Linda Slade has told how her father was taken from Southmead Hospital to the Bristol Hotel due to Covid concerns and staff shortages but then left for over a week without medical care
Image: Bristol Live/BPM)
An elderly patient’s family have told how he was moved without telling them from a hospital to a Bristol hotel where he was left for more than a week without medical care.
Linda Slade has said her father was taken from Southmead Hospital to the Bristol Hotel due to concerns over Covid and staff shortages.
As the Omicron variant rapidly spread and hospital beds were in high demand, desperate measures were put in place by the NHS that included 30 patients being sent to the Bristol Hotel, reported BristolLive.
The NHS has since apologized for the situation and says it is “committed to giving people the very best care”.
The Healthier Together Partnership – formed of 10 organizations including NHS hospitals, commissioners, community healthcare providers and local councils – contracted homecare agency Abicare to run a temporary care facility at a central Bristol hotel from December 2021.
Linda’s dad was admitted to Southmead Hospital on December 15 last year for a fall and was being treated for a foot infection which meant he was barely able to walk.

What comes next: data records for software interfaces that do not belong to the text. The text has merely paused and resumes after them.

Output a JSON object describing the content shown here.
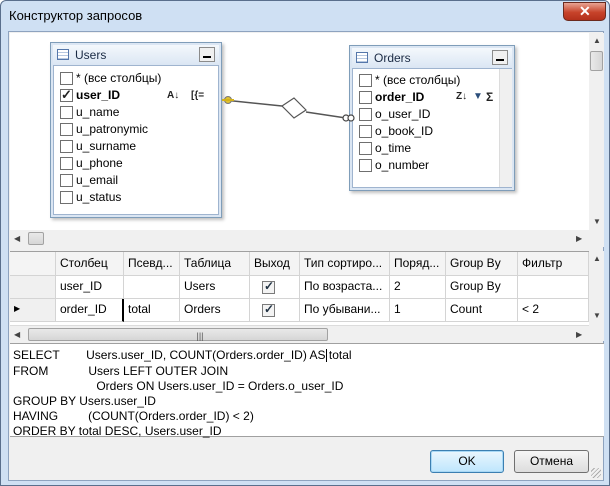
{
  "window": {
    "title": "Конструктор запросов",
    "close_glyph": "✕"
  },
  "diagram": {
    "tables": [
      {
        "name": "Users",
        "fields": [
          {
            "label": "* (все столбцы)",
            "checked": false,
            "bold": false
          },
          {
            "label": "user_ID",
            "checked": true,
            "bold": true
          },
          {
            "label": "u_name",
            "checked": false,
            "bold": false
          },
          {
            "label": "u_patronymic",
            "checked": false,
            "bold": false
          },
          {
            "label": "u_surname",
            "checked": false,
            "bold": false
          },
          {
            "label": "u_phone",
            "checked": false,
            "bold": false
          },
          {
            "label": "u_email",
            "checked": false,
            "bold": false
          },
          {
            "label": "u_status",
            "checked": false,
            "bold": false
          }
        ],
        "sort_icon_text": "A↓",
        "group_icon_text": "[{="
      },
      {
        "name": "Orders",
        "fields": [
          {
            "label": "* (все столбцы)",
            "checked": false,
            "bold": false
          },
          {
            "label": "order_ID",
            "checked": false,
            "bold": true
          },
          {
            "label": "o_user_ID",
            "checked": false,
            "bold": false
          },
          {
            "label": "o_book_ID",
            "checked": false,
            "bold": false
          },
          {
            "label": "o_time",
            "checked": false,
            "bold": false
          },
          {
            "label": "o_number",
            "checked": false,
            "bold": false
          }
        ],
        "sort_icon_text": "Z↓",
        "filter_icon_text": "▼",
        "sum_icon_text": "Σ"
      }
    ]
  },
  "grid": {
    "columns": [
      "Столбец",
      "Псевд...",
      "Таблица",
      "Выход",
      "Тип сортиро...",
      "Поряд...",
      "Group By",
      "Фильтр"
    ],
    "rows": [
      {
        "marker": "",
        "column": "user_ID",
        "alias": "",
        "table": "Users",
        "output": true,
        "sort_type": "По возраста...",
        "order": "2",
        "group_by": "Group By",
        "filter": ""
      },
      {
        "marker": "▶",
        "column": "order_ID",
        "alias": "total",
        "table": "Orders",
        "output": true,
        "sort_type": "По убывани...",
        "order": "1",
        "group_by": "Count",
        "filter": "< 2"
      }
    ]
  },
  "sql": {
    "lines": [
      "SELECT        Users.user_ID, COUNT(Orders.order_ID) AS total",
      "FROM            Users LEFT OUTER JOIN",
      "                         Orders ON Users.user_ID = Orders.o_user_ID",
      "GROUP BY Users.user_ID",
      "HAVING         (COUNT(Orders.order_ID) < 2)",
      "ORDER BY total DESC, Users.user_ID"
    ]
  },
  "buttons": {
    "ok": "OK",
    "cancel": "Отмена"
  },
  "colors": {
    "title_bg": "#cfe0f3",
    "close_red": "#c7432a",
    "table_header": "#dce7f4",
    "default_button": "#bee6fd"
  }
}
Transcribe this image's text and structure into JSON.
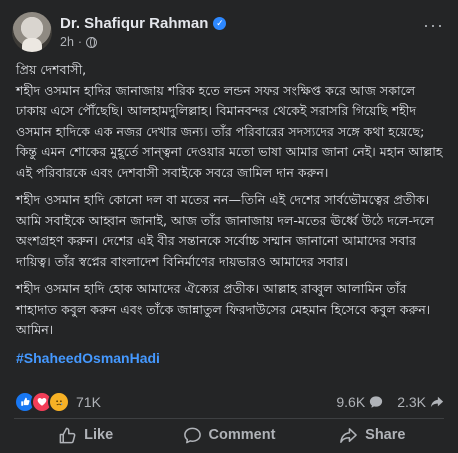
{
  "post": {
    "author": "Dr. Shafiqur Rahman",
    "time": "2h",
    "dot": "·",
    "more": "···",
    "paragraphs": [
      "প্রিয় দেশবাসী,\nশহীদ ওসমান হাদির জানাজায় শরিক হতে লন্ডন সফর সংক্ষিপ্ত করে আজ সকালে ঢাকায় এসে পৌঁছেছি। আলহামদুলিল্লাহ। বিমানবন্দর থেকেই সরাসরি গিয়েছি শহীদ ওসমান হাদিকে এক নজর দেখার জন্য। তাঁর পরিবারের সদস্যদের সঙ্গে কথা হয়েছে; কিন্তু এমন শোকের মুহূর্তে সান্ত্বনা দেওয়ার মতো ভাষা আমার জানা নেই। মহান আল্লাহ এই পরিবারকে এবং দেশবাসী সবাইকে সবরে জামিল দান করুন।",
      "শহীদ ওসমান হাদি কোনো দল বা মতের নন—তিনি এই দেশের সার্বভৌমত্বের প্রতীক। আমি সবাইকে আহ্বান জানাই, আজ তাঁর জানাজায় দল-মতের ঊর্ধ্বে উঠে দলে-দলে অংশগ্রহণ করুন। দেশের এই বীর সন্তানকে সর্বোচ্চ সম্মান জানানো আমাদের সবার দায়িত্ব। তাঁর স্বপ্নের বাংলাদেশ বিনির্মাণের দায়ভারও আমাদের সবার।",
      "শহীদ ওসমান হাদি হোক আমাদের ঐক্যের প্রতীক। আল্লাহ রাব্বুল আলামিন তাঁর শাহাদাত কবুল করুন এবং তাঁকে জান্নাতুল ফিরদাউসের মেহমান হিসেবে কবুল করুন। আমিন।"
    ],
    "hashtag": "#ShaheedOsmanHadi"
  },
  "stats": {
    "reactions": "71K",
    "comments": "9.6K",
    "shares": "2.3K"
  },
  "actions": {
    "like": "Like",
    "comment": "Comment",
    "share": "Share"
  },
  "colors": {
    "background": "#242526",
    "text": "#e4e6eb",
    "secondary": "#b0b3b8",
    "hashtag": "#4599ff",
    "verified": "#2d88ff"
  },
  "icons": [
    "globe-icon",
    "verified-icon",
    "more-icon",
    "like-reaction-icon",
    "love-reaction-icon",
    "sad-reaction-icon",
    "comment-icon",
    "share-icon",
    "thumbs-up-icon"
  ]
}
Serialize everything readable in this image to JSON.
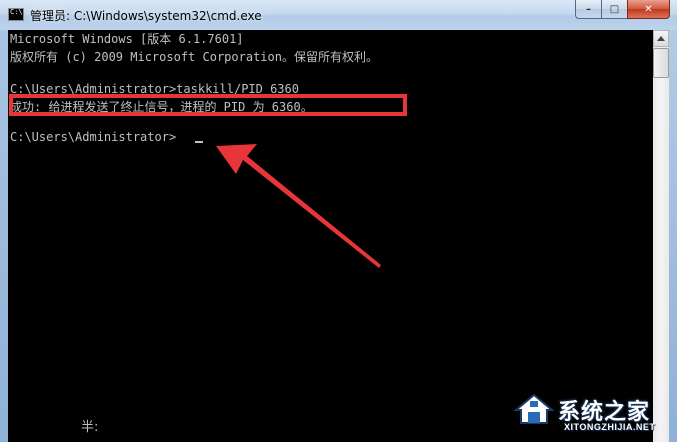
{
  "window": {
    "title": "管理员: C:\\Windows\\system32\\cmd.exe",
    "buttons": {
      "minimize": "–",
      "maximize": "□",
      "close": "✕"
    }
  },
  "console": {
    "lines": [
      "Microsoft Windows [版本 6.1.7601]",
      "版权所有 (c) 2009 Microsoft Corporation。保留所有权利。",
      "",
      "C:\\Users\\Administrator>taskkill/PID 6360",
      "成功: 给进程发送了终止信号，进程的 PID 为 6360。",
      "",
      "C:\\Users\\Administrator>"
    ],
    "ime_status": "半:"
  },
  "watermark": {
    "name": "系统之家",
    "url": "XITONGZHIJIA.NET"
  },
  "colors": {
    "console_bg": "#000000",
    "console_text": "#c0c0c0",
    "annotation_red": "#e8353a"
  },
  "icons": {
    "app": "cmd-icon",
    "scroll_up": "scroll-up-arrow-icon",
    "annotation": "red-arrow-icon"
  }
}
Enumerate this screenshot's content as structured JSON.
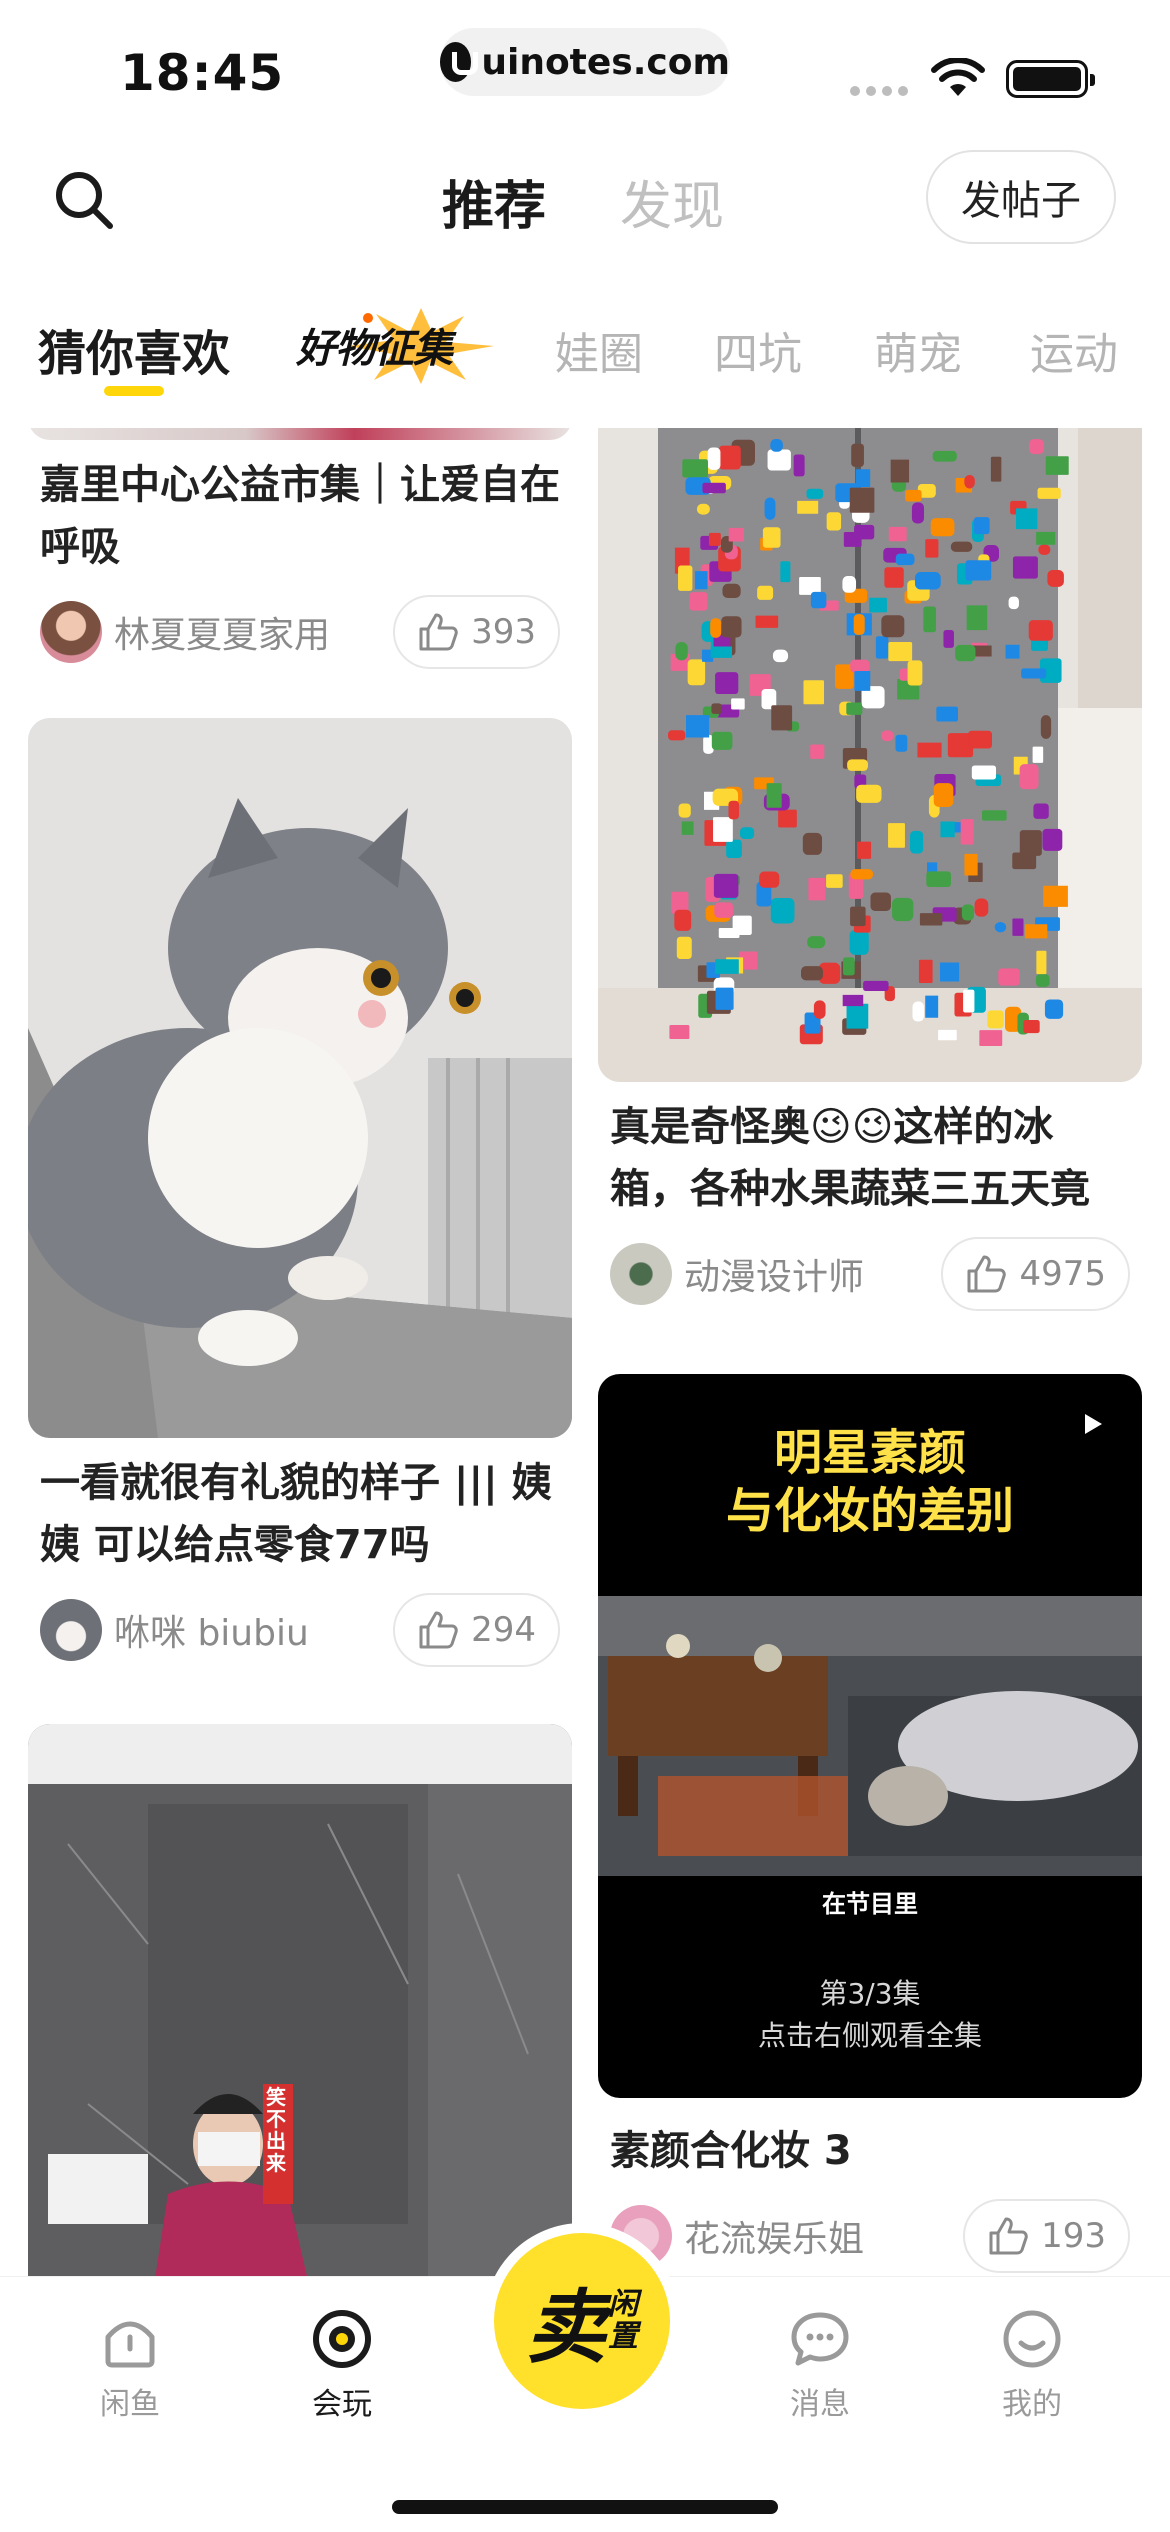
{
  "status_bar": {
    "time": "18:45",
    "url": "uinotes.com"
  },
  "header": {
    "tabs": [
      {
        "label": "推荐",
        "active": true
      },
      {
        "label": "发现",
        "active": false
      }
    ],
    "post_button": "发帖子",
    "icons": {
      "search": "search-icon"
    }
  },
  "categories": {
    "items": [
      "猜你喜欢",
      "好物征集",
      "娃圈",
      "四坑",
      "萌宠",
      "运动"
    ],
    "accent": "#ffd60a"
  },
  "feed": {
    "left": [
      {
        "title": "嘉里中心公益市集｜让爱自在呼吸",
        "author": "林夏夏夏家用",
        "likes": "393"
      },
      {
        "title": "一看就很有礼貌的样子 ||| 姨姨 可以给点零食77吗",
        "author": "咻咪 biubiu",
        "likes": "294"
      },
      {
        "image_text": "笑不出来"
      }
    ],
    "right": [
      {
        "title": "真是奇怪奥😉😉这样的冰箱，各种水果蔬菜三五天竟",
        "author": "动漫设计师",
        "likes": "4975"
      },
      {
        "video_title": "明星素颜\n与化妆的差别",
        "caption": "在节目里",
        "episode": "第3/3集",
        "hint": "点击右侧观看全集",
        "title": "素颜合化妆 3",
        "author": "花流娱乐姐",
        "likes": "193"
      }
    ]
  },
  "bottom_nav": {
    "items": [
      {
        "label": "闲鱼",
        "icon": "home-icon",
        "active": false
      },
      {
        "label": "会玩",
        "icon": "play-circle-icon",
        "active": true
      },
      {
        "label": "消息",
        "icon": "message-icon",
        "active": false
      },
      {
        "label": "我的",
        "icon": "profile-icon",
        "active": false
      }
    ],
    "sell": {
      "main": "卖",
      "sub1": "闲",
      "sub2": "置"
    },
    "sell_color": "#ffe02a"
  }
}
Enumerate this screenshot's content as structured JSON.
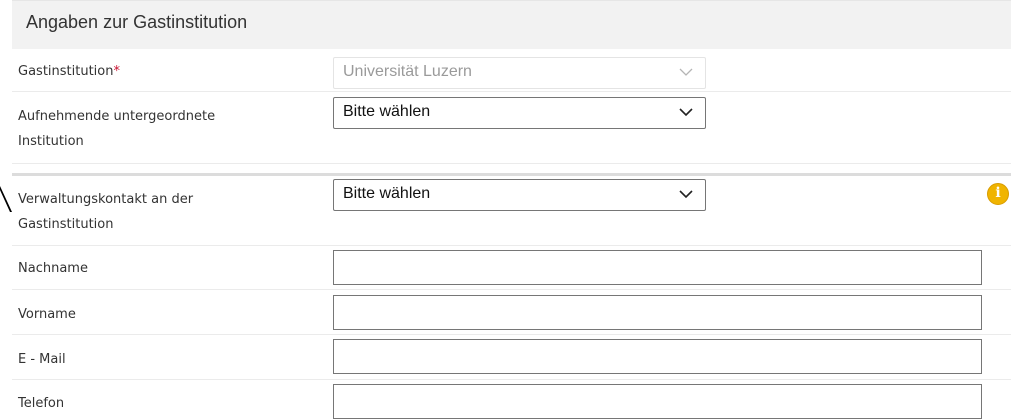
{
  "section": {
    "title": "Angaben zur Gastinstitution"
  },
  "fields": {
    "gastinstitution": {
      "label": "Gastinstitution",
      "required_marker": "*",
      "value": "Universität Luzern"
    },
    "aufnehmende": {
      "label_line1": "Aufnehmende untergeordnete",
      "label_line2": "Institution",
      "value": "Bitte wählen"
    },
    "verwaltungskontakt": {
      "label_line1": "Verwaltungskontakt an der",
      "label_line2": "Gastinstitution",
      "value": "Bitte wählen"
    },
    "nachname": {
      "label": "Nachname",
      "value": ""
    },
    "vorname": {
      "label": "Vorname",
      "value": ""
    },
    "email": {
      "label": "E - Mail",
      "value": ""
    },
    "telefon": {
      "label": "Telefon",
      "value": ""
    }
  },
  "icons": {
    "info": "info-icon",
    "dropdown": "chevron-down-icon"
  },
  "colors": {
    "required": "#c8102e",
    "info": "#f0b400",
    "header_bg": "#f2f2f2"
  }
}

But he was discharged to the Bristol Hotel to recover on January 3.
The family say it was eight days after he arrived at the hotel before he was seen by one of the district nurses who were offering care at the hotel.
Linda said: “They were sending patients to the Bristol Hotel with carers from Abicare there to keep an eye on people, they’re not medically trained though, but they’ll serve food and check in on them.
“They’re very good and doing the best they possibly can, but they’re not medically trained, so they’re a little bit panicked when people need medical attention.
“They’re relying on district nurses to come in once or twice a week to support the patients in the hotel.
“It was eight days before the first nurses came in to see my dad.”
Upon arrival at the hotel, the care for her father was very poor and nobody was trained for anything, including changing bandages on his infected foot, it is claimed.
She added: “The communication is poor, the care people at the hotel had no information at all who they were, what their problems were, what their medical needs were.
“They’re supposed to look after them but the staff don’t even know what the medical needs are, they didn’t have any reports from Southmead Hospital at all.
“It’s not the nurse’s fault or the medical care, the administrative system is just a mess for everyone.”
Linda’s father was moved into a hotel with just ten minutes notice and the family claim there was no communication of this.
He then had to spend over two weeks at the Bristol Hotel before being discharged on January 18.
Regarding his move to the hotel, Linda added: “It was the first I’d heard of it. It was all very surreal, it was a fantastic idea, but they were just tossing people out wherever they could.
“Go, just go, Covid is coming, get out of the hospital, we don’t care where you go, just go, as long as you’re not in the hospital as Covid is about to hit again, that was the message we were getting.
“I understand it, but the lack of follow-up and care for the people who were being kicked out of the hospital and should have been receiving follow-up care meant that people were being tossed all over the place.”
Linda said: “He was discharged on four different days, by four different discharge nurses to four different places.
“My poor dad, his little light went out really. He was going home then suddenly he was back in bed in the hospital.
“I literally thought he was going to give up at that point as he was so excited to be going home.”
A spokesperson for the NHS in Bristol, North Somerset and South Gloucestershire told BristolLive: “We’re so sorry to hear about the gentleman’s experience, which has come at a time of intense pressure on our services caused by staff shortages and a big rise in patients with Covid.
“Even when we’re extremely busy we are absolutely committed to giving people the very best care and will be urgently reviewing this case to take any necessary action.”
George Holan is chief editor at Plainsmen Post and has articles published in many notable publications in the last decade.